The legacy of a military legend's faith. Before becoming a Confederate general, Thomas J. Jackson was a volunteer Sunday school teacher at the Lexington Presbyterian Church in Virginia. Believing that everyone was entitled to a spiritual education, he taught a special class of black children and adults the word of God. The first edition of this title received a Young Reader's Citation from the Colonial Dames of America.
|Publisher:||Pelican Publishing Company, Incorporated|
|Product dimensions:||8.70(w) x 11.00(h) x 0.40(d)|
|Age Range:||5 - 8 Years|
About the Author
Rickey E. Pittman, 1998 Grand Prize winner of the prestigious Ernest Hemingway Short Story Competition, is an active member of the Sons of Confederate Veterans, Camp Thomas McGuire, in West Monroe, Louisiana. He is also a Civil War re-enactor, a public speaker on issues and topics related to the War Between the States, and a musician who travels and performs original and Civil War period music. Pittman lives with his wife in Bastrop, Louisiana, where he teaches
English at Bastrop High School and freshman composition at the University of Louisiana at Monroe. He is a proud father and grandfather.
Lynn Hosegood teaches art at a retirement community in her local area and runs a home-based business specializing in prints of Virginia historical sites and college campuses. A member of the Virginia Watercolor Society, she has studied portraiture and limning. She lives with her husband in Williamsburg, Virginia.
Most Helpful Customer Reviews

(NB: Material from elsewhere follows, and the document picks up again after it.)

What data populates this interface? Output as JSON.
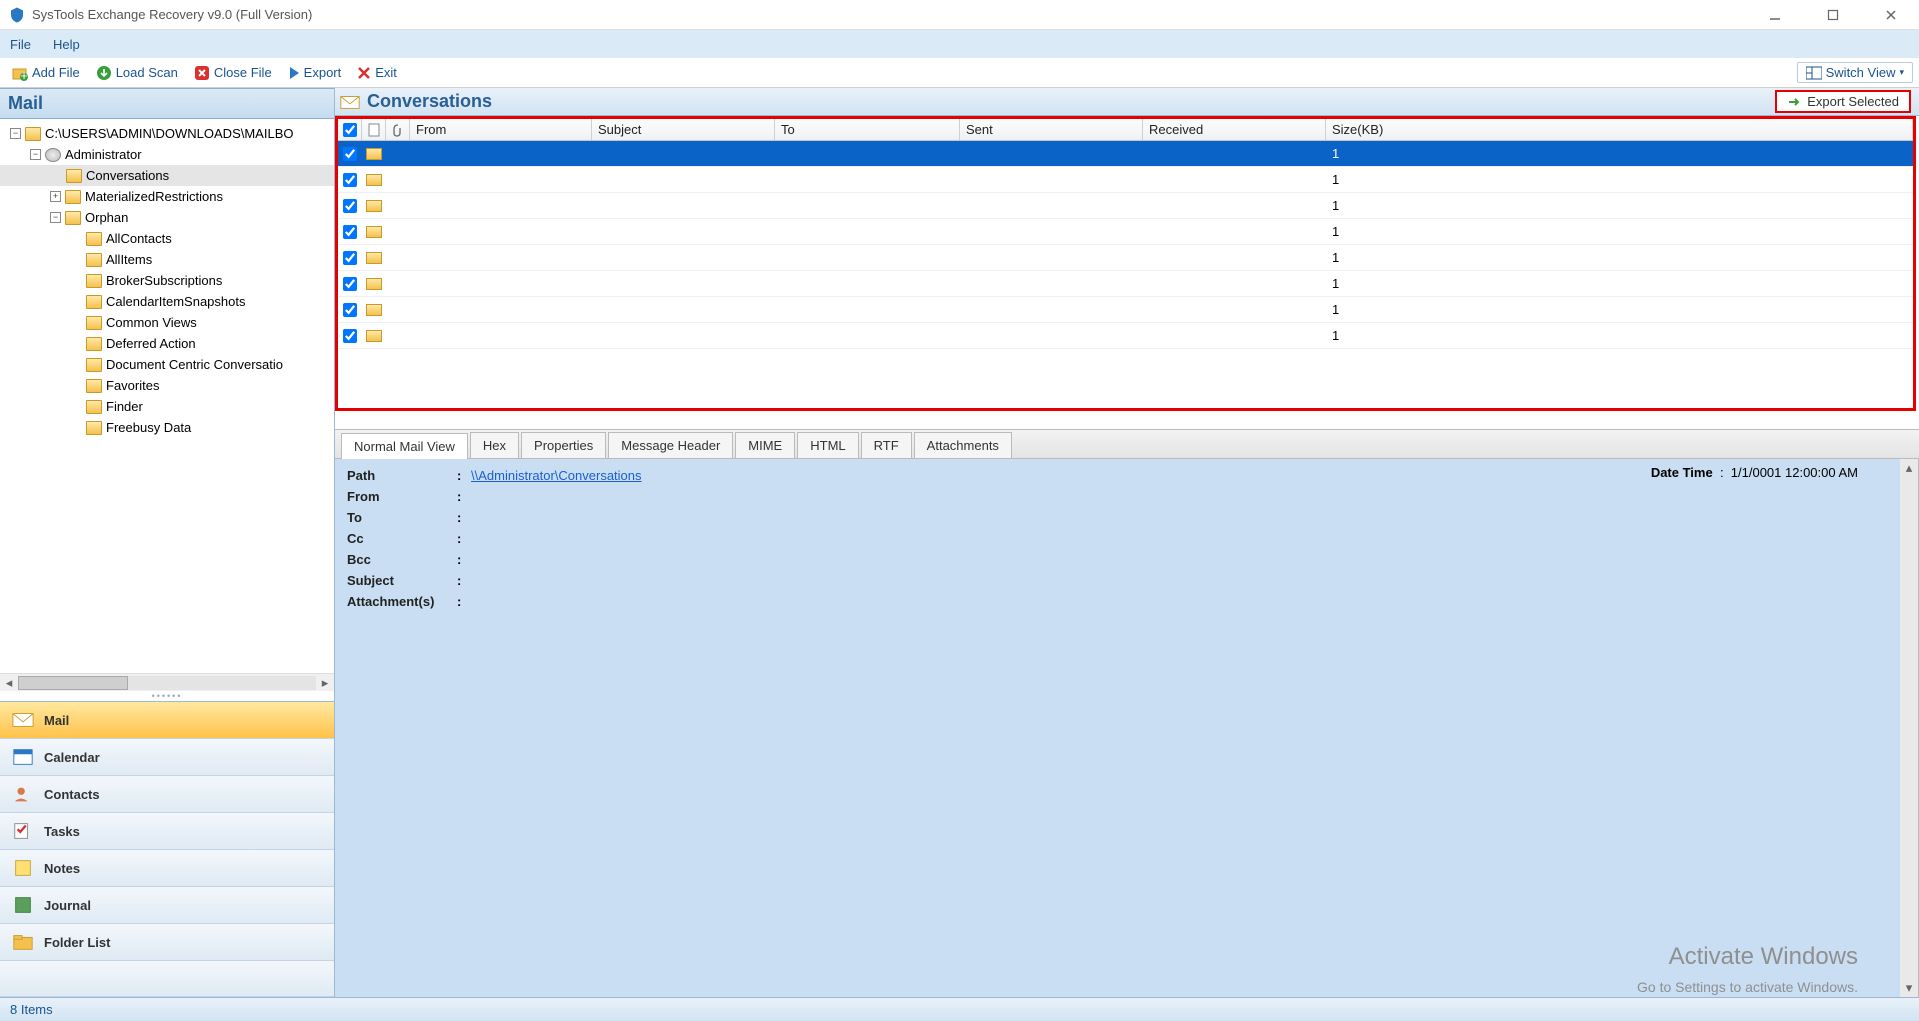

This book is rather like a sequel to Mr. Pittman's Jim Limber book which I bought for my grandchildren. It presents a general officer of the South in a different way - that is - in a human or humanizing way that I am afraid many will wish was not so. By relating the true-to-life story of General Jackson's evangelism, Mr. Pittman shows that many white southerners were not oppressive or hateful in their relations with non-whites. By documenting General Jackson's work with the black Sunday School class, Mr. Pittman shows what many refuse to believe: that genuine concern and love across racial lines existed in the old south.